EXERCISE AIM
Reproduce the records below exactly as they are written.

App and web page records
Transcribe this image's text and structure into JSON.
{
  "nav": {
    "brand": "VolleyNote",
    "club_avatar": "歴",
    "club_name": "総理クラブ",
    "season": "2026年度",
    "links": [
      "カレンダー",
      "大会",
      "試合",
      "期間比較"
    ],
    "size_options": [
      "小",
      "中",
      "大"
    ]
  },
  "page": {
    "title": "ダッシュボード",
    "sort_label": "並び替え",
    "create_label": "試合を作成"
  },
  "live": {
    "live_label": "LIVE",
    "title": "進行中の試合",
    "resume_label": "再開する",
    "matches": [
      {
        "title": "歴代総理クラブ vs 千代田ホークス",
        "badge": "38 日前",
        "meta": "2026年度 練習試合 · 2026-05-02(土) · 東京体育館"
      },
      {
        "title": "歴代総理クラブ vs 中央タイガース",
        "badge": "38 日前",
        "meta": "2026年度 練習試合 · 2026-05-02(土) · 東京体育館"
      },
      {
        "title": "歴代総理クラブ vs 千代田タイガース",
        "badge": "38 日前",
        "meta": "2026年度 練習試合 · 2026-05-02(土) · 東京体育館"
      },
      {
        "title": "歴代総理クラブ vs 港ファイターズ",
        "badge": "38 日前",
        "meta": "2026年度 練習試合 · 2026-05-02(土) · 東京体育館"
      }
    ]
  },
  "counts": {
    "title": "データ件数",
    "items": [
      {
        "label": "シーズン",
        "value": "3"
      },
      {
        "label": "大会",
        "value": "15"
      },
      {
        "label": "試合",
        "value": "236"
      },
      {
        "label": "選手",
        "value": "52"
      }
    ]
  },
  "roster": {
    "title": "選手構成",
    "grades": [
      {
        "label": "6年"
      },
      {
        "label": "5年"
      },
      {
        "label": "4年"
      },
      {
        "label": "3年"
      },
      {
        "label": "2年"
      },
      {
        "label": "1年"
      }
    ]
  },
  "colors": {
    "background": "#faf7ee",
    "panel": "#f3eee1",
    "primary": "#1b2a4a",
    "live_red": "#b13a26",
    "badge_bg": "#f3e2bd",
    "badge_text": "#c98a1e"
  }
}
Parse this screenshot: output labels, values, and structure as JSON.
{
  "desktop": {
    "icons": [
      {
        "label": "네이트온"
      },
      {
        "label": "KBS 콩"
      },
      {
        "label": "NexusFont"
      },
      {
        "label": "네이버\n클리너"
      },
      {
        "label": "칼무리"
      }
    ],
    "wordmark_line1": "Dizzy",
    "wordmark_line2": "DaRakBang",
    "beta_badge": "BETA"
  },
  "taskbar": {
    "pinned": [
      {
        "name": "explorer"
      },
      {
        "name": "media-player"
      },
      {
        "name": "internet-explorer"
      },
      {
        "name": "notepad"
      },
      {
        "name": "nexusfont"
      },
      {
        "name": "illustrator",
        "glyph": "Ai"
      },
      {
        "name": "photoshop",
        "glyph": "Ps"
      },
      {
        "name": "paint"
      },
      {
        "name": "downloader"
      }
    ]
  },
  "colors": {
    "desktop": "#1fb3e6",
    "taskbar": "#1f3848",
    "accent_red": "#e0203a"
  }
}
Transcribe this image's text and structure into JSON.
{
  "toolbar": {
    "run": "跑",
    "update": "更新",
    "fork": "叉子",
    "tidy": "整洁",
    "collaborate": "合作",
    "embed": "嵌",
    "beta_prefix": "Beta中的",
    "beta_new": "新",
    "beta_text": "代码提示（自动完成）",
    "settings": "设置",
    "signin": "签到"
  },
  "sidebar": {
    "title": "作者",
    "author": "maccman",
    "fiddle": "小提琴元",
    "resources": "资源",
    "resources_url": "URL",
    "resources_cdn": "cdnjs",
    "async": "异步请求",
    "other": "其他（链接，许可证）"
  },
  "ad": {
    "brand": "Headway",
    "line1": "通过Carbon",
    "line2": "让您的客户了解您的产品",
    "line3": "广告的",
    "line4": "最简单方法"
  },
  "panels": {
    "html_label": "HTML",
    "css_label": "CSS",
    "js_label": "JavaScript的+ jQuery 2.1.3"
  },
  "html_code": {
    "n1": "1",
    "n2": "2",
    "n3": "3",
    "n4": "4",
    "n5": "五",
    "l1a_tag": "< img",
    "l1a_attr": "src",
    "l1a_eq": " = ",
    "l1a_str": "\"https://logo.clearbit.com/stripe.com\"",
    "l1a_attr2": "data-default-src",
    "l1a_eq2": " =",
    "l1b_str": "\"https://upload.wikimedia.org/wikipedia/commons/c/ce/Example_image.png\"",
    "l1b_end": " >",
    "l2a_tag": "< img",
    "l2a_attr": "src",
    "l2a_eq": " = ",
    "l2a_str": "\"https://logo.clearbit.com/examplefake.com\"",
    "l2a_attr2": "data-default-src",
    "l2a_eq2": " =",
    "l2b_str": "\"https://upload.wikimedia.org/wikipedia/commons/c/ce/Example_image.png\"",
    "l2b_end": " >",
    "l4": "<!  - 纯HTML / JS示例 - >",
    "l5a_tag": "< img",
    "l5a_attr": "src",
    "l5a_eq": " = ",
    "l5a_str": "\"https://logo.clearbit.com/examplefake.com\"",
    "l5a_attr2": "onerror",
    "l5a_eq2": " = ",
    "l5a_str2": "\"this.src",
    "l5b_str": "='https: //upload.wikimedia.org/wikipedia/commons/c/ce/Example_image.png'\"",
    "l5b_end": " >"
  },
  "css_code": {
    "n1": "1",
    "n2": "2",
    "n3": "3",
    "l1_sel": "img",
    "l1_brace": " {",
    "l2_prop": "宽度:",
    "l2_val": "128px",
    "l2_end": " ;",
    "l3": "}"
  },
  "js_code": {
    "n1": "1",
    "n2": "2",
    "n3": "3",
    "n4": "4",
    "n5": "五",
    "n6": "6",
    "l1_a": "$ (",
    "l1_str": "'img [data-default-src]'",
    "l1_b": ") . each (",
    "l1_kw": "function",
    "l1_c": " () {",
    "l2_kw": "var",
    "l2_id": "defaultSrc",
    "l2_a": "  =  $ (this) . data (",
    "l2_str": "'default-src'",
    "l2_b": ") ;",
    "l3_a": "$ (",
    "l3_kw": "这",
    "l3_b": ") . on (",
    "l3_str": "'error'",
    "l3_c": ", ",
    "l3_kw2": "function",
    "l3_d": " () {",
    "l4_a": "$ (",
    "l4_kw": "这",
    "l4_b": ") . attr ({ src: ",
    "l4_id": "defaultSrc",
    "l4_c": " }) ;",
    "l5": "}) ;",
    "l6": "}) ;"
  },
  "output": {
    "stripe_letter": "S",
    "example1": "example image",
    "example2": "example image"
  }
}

TASK RESPONSE
Transcribe this image's text and structure into JSON.
{
  "nav": {
    "brand": "VolleyNote",
    "club_avatar": "歴",
    "club_name": "総理クラブ",
    "season": "2026年度",
    "links": [
      "カレンダー",
      "大会",
      "試合",
      "期間比較"
    ],
    "size_options": [
      "小",
      "中",
      "大"
    ]
  },
  "page": {
    "title": "ダッシュボード",
    "sort_label": "並び替え",
    "create_label": "試合を作成"
  },
  "live": {
    "live_label": "LIVE",
    "title": "進行中の試合",
    "resume_label": "再開する",
    "matches": [
      {
        "title": "歴代総理クラブ vs 千代田ホークス",
        "badge": "38 日前",
        "meta": "2026年度 練習試合 · 2026-05-02(土) · 東京体育館"
      },
      {
        "title": "歴代総理クラブ vs 中央タイガース",
        "badge": "38 日前",
        "meta": "2026年度 練習試合 · 2026-05-02(土) · 東京体育館"
      },
      {
        "title": "歴代総理クラブ vs 千代田タイガース",
        "badge": "38 日前",
        "meta": "2026年度 練習試合 · 2026-05-02(土) · 東京体育館"
      },
      {
        "title": "歴代総理クラブ vs 港ファイターズ",
        "badge": "38 日前",
        "meta": "2026年度 練習試合 · 2026-05-02(土) · 東京体育館"
      }
    ]
  },
  "counts": {
    "title": "データ件数",
    "items": [
      {
        "label": "シーズン",
        "value": "3"
      },
      {
        "label": "大会",
        "value": "15"
      },
      {
        "label": "試合",
        "value": "236"
      },
      {
        "label": "選手",
        "value": "52"
      }
    ]
  },
  "roster": {
    "title": "選手構成",
    "grades": [
      {
        "label": "6年"
      },
      {
        "label": "5年"
      },
      {
        "label": "4年"
      },
      {
        "label": "3年"
      },
      {
        "label": "2年"
      },
      {
        "label": "1年"
      }
    ]
  },
  "colors": {
    "background": "#faf7ee",
    "panel": "#f3eee1",
    "primary": "#1b2a4a",
    "live_red": "#b13a26",
    "badge_bg": "#f3e2bd",
    "badge_text": "#c98a1e"
  }
}
Parse this screenshot: output labels, values, and structure as JSON.
{
  "desktop": {
    "icons": [
      {
        "label": "네이트온"
      },
      {
        "label": "KBS 콩"
      },
      {
        "label": "NexusFont"
      },
      {
        "label": "네이버\n클리너"
      },
      {
        "label": "칼무리"
      }
    ],
    "wordmark_line1": "Dizzy",
    "wordmark_line2": "DaRakBang",
    "beta_badge": "BETA"
  },
  "taskbar": {
    "pinned": [
      {
        "name": "explorer"
      },
      {
        "name": "media-player"
      },
      {
        "name": "internet-explorer"
      },
      {
        "name": "notepad"
      },
      {
        "name": "nexusfont"
      },
      {
        "name": "illustrator",
        "glyph": "Ai"
      },
      {
        "name": "photoshop",
        "glyph": "Ps"
      },
      {
        "name": "paint"
      },
      {
        "name": "downloader"
      }
    ]
  },
  "colors": {
    "desktop": "#1fb3e6",
    "taskbar": "#1f3848",
    "accent_red": "#e0203a"
  }
}
Transcribe this image's text and structure into JSON.
{
  "toolbar": {
    "run": "跑",
    "update": "更新",
    "fork": "叉子",
    "tidy": "整洁",
    "collaborate": "合作",
    "embed": "嵌",
    "beta_prefix": "Beta中的",
    "beta_new": "新",
    "beta_text": "代码提示（自动完成）",
    "settings": "设置",
    "signin": "签到"
  },
  "sidebar": {
    "title": "作者",
    "author": "maccman",
    "fiddle": "小提琴元",
    "resources": "资源",
    "resources_url": "URL",
    "resources_cdn": "cdnjs",
    "async": "异步请求",
    "other": "其他（链接，许可证）"
  },
  "ad": {
    "brand": "Headway",
    "line1": "通过Carbon",
    "line2": "让您的客户了解您的产品",
    "line3": "广告的",
    "line4": "最简单方法"
  },
  "panels": {
    "html_label": "HTML",
    "css_label": "CSS",
    "js_label": "JavaScript的+ jQuery 2.1.3"
  },
  "html_code": {
    "n1": "1",
    "n2": "2",
    "n3": "3",
    "n4": "4",
    "n5": "五",
    "l1a_tag": "< img",
    "l1a_attr": "src",
    "l1a_eq": " = ",
    "l1a_str": "\"https://logo.clearbit.com/stripe.com\"",
    "l1a_attr2": "data-default-src",
    "l1a_eq2": " =",
    "l1b_str": "\"https://upload.wikimedia.org/wikipedia/commons/c/ce/Example_image.png\"",
    "l1b_end": " >",
    "l2a_tag": "< img",
    "l2a_attr": "src",
    "l2a_eq": " = ",
    "l2a_str": "\"https://logo.clearbit.com/examplefake.com\"",
    "l2a_attr2": "data-default-src",
    "l2a_eq2": " =",
    "l2b_str": "\"https://upload.wikimedia.org/wikipedia/commons/c/ce/Example_image.png\"",
    "l2b_end": " >",
    "l4": "<!  - 纯HTML / JS示例 - >",
    "l5a_tag": "< img",
    "l5a_attr": "src",
    "l5a_eq": " = ",
    "l5a_str": "\"https://logo.clearbit.com/examplefake.com\"",
    "l5a_attr2": "onerror",
    "l5a_eq2": " = ",
    "l5a_str2": "\"this.src",
    "l5b_str": "='https: //upload.wikimedia.org/wikipedia/commons/c/ce/Example_image.png'\"",
    "l5b_end": " >"
  },
  "css_code": {
    "n1": "1",
    "n2": "2",
    "n3": "3",
    "l1_sel": "img",
    "l1_brace": " {",
    "l2_prop": "宽度:",
    "l2_val": "128px",
    "l2_end": " ;",
    "l3": "}"
  },
  "js_code": {
    "n1": "1",
    "n2": "2",
    "n3": "3",
    "n4": "4",
    "n5": "五",
    "n6": "6",
    "l1_a": "$ (",
    "l1_str": "'img [data-default-src]'",
    "l1_b": ") . each (",
    "l1_kw": "function",
    "l1_c": " () {",
    "l2_kw": "var",
    "l2_id": "defaultSrc",
    "l2_a": "  =  $ (this) . data (",
    "l2_str": "'default-src'",
    "l2_b": ") ;",
    "l3_a": "$ (",
    "l3_kw": "这",
    "l3_b": ") . on (",
    "l3_str": "'error'",
    "l3_c": ", ",
    "l3_kw2": "function",
    "l3_d": " () {",
    "l4_a": "$ (",
    "l4_kw": "这",
    "l4_b": ") . attr ({ src: ",
    "l4_id": "defaultSrc",
    "l4_c": " }) ;",
    "l5": "}) ;",
    "l6": "}) ;"
  },
  "output": {
    "stripe_letter": "S",
    "example1": "example image",
    "example2": "example image"
  }
}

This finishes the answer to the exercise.